Drawing on stone as an experiment in energy and movement.
Water and tusche are dropped onto a ground lithographic stone. There is no right or wrong way to perform this gesture: each drop, each sweeping arc produces a rhythm of uncertain trajectories of grease, water and stone. Each line the tusche traces is a force of movement, expressing the interplay between different material tensions, rhythms and potentials. By slowing the rhythm of this movement in and through the water on which it moves, and altering the concentration of the tusche the grease/ water interplay creates its own gestures, overriding the human gesture that produced them.
‘matter resolves itself into numberless vibrations, all linked together in uninterrupted continuity, all bound up with each other, and traveling in every direction like shivers’
Such thinking proposes that movement of duration is expressed as rhythm, and that all matter possesses its own rhythm of duration, vibrating at frequencies above, below and between the rhythms of our own consciousness.
These multiple rhythms of duration are in turn all linked together to express our multiple differences. By imagining these differences as temporal rather than spatial our view of and our relationship to the world is transformed.
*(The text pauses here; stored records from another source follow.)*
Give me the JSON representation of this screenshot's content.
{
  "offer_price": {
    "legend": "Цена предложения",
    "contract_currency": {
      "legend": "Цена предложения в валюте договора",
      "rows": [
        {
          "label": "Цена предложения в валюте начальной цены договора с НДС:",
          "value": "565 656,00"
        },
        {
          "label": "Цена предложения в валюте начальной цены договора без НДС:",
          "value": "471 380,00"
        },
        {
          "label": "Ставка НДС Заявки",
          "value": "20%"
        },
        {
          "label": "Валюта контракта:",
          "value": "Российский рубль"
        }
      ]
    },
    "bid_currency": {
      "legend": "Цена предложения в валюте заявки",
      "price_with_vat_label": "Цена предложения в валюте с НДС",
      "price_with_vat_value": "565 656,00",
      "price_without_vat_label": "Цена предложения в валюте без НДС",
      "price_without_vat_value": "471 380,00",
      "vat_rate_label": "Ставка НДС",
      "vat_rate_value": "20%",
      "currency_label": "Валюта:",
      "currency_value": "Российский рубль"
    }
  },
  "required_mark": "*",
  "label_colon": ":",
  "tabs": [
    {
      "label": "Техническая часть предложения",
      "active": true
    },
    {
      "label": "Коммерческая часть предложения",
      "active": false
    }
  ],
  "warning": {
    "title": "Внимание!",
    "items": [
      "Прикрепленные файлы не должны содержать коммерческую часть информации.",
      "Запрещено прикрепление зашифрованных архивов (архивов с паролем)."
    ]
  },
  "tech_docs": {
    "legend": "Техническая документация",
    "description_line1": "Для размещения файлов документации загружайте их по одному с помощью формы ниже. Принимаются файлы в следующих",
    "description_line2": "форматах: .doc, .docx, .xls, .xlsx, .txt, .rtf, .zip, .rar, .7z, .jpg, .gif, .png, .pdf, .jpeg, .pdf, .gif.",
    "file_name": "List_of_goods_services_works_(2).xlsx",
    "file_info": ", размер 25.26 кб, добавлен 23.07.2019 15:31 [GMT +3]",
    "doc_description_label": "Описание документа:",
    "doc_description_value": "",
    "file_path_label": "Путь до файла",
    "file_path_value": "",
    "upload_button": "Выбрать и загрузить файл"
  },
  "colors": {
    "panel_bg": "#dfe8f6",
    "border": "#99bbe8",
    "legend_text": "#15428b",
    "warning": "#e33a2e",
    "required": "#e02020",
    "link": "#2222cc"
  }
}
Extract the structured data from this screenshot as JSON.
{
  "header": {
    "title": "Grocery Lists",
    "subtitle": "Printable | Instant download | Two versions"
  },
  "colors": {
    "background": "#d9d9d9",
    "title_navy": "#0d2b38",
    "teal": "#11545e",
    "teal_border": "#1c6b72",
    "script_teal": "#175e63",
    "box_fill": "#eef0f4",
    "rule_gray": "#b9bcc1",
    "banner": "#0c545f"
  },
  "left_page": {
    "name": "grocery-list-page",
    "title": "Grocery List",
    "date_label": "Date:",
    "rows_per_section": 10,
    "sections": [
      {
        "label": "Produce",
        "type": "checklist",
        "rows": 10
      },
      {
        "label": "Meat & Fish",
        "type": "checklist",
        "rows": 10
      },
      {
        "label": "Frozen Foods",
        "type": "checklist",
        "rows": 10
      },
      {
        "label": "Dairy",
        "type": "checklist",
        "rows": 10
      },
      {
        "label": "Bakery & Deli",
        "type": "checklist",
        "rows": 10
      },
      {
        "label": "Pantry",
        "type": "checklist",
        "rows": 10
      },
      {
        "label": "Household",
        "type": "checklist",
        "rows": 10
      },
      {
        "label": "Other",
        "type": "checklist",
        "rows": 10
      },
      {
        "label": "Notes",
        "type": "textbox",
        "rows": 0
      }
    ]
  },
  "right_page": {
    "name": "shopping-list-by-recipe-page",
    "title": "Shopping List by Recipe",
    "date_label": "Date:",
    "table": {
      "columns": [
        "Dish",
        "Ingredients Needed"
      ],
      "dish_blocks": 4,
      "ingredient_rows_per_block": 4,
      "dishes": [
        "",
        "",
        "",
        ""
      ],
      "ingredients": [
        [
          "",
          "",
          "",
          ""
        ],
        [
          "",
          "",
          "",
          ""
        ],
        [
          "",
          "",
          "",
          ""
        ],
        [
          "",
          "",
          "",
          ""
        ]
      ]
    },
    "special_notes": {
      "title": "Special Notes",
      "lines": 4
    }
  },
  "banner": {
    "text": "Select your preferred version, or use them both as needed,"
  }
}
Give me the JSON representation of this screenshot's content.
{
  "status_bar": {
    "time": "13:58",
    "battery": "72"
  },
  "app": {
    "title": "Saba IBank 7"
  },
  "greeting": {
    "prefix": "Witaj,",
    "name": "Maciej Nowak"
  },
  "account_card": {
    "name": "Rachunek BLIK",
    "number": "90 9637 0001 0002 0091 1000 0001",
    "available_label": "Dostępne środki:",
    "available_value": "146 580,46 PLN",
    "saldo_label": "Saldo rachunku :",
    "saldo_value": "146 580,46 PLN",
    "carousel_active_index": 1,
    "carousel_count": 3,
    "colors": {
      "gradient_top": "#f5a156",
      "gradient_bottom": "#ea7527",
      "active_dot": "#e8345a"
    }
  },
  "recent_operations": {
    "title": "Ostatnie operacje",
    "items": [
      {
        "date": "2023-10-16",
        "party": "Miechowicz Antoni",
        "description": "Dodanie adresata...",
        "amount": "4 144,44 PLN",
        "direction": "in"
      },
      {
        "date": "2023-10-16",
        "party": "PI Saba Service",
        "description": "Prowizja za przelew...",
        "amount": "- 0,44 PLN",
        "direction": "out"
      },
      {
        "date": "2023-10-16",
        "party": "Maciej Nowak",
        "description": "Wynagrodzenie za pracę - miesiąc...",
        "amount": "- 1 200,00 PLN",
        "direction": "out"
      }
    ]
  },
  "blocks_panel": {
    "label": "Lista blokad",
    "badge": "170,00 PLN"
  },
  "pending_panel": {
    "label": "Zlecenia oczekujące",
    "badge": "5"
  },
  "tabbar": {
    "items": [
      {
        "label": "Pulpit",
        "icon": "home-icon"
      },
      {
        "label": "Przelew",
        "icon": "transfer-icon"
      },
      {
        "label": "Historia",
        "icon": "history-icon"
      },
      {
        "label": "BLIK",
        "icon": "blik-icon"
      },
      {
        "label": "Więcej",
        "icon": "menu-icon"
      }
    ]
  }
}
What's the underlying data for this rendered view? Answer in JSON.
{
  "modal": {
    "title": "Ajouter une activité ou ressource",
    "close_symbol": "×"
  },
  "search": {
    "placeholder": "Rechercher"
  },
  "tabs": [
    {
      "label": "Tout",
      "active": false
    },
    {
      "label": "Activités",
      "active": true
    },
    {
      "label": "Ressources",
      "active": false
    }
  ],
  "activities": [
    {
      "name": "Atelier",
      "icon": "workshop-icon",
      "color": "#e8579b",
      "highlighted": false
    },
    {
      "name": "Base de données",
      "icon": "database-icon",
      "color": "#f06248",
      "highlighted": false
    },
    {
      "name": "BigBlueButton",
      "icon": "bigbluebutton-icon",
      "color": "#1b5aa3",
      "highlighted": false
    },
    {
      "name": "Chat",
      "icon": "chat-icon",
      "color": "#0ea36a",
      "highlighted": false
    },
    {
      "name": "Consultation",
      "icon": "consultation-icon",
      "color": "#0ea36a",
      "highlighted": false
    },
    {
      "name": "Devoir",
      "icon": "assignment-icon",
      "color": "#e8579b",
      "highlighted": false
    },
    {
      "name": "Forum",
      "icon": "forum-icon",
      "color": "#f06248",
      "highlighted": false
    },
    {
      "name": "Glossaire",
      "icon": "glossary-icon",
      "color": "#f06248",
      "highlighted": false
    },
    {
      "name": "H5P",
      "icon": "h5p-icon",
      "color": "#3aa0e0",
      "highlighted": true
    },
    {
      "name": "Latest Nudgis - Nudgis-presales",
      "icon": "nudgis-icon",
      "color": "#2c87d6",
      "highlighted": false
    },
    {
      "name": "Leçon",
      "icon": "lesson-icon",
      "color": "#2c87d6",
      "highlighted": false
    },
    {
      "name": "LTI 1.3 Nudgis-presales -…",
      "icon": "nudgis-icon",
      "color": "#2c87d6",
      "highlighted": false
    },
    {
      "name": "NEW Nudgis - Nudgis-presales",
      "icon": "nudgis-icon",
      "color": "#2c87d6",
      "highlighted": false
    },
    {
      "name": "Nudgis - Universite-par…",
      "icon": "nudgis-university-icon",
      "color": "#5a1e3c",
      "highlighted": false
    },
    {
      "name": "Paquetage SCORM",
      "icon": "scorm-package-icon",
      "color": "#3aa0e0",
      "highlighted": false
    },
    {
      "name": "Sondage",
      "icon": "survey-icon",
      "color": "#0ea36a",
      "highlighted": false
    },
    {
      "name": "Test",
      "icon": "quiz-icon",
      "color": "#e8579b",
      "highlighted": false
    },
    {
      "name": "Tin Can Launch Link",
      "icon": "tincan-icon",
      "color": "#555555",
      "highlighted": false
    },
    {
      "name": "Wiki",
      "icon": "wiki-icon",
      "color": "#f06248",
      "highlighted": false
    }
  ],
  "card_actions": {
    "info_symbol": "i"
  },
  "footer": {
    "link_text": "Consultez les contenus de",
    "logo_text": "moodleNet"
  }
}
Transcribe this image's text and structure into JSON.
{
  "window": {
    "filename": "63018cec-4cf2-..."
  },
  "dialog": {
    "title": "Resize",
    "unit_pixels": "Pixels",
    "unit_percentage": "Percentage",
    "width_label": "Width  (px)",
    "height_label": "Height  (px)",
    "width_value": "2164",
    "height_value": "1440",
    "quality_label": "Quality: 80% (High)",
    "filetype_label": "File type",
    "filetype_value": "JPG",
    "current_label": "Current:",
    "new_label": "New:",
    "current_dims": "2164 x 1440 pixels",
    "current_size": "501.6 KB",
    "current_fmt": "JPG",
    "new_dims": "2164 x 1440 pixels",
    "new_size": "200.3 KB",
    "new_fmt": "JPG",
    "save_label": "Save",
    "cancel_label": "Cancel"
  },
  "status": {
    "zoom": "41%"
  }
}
By allowing ourselves to think of matter itself as being animated by forces of creative differentiation we are able to think of all material movements as active participants extending our perception and understanding.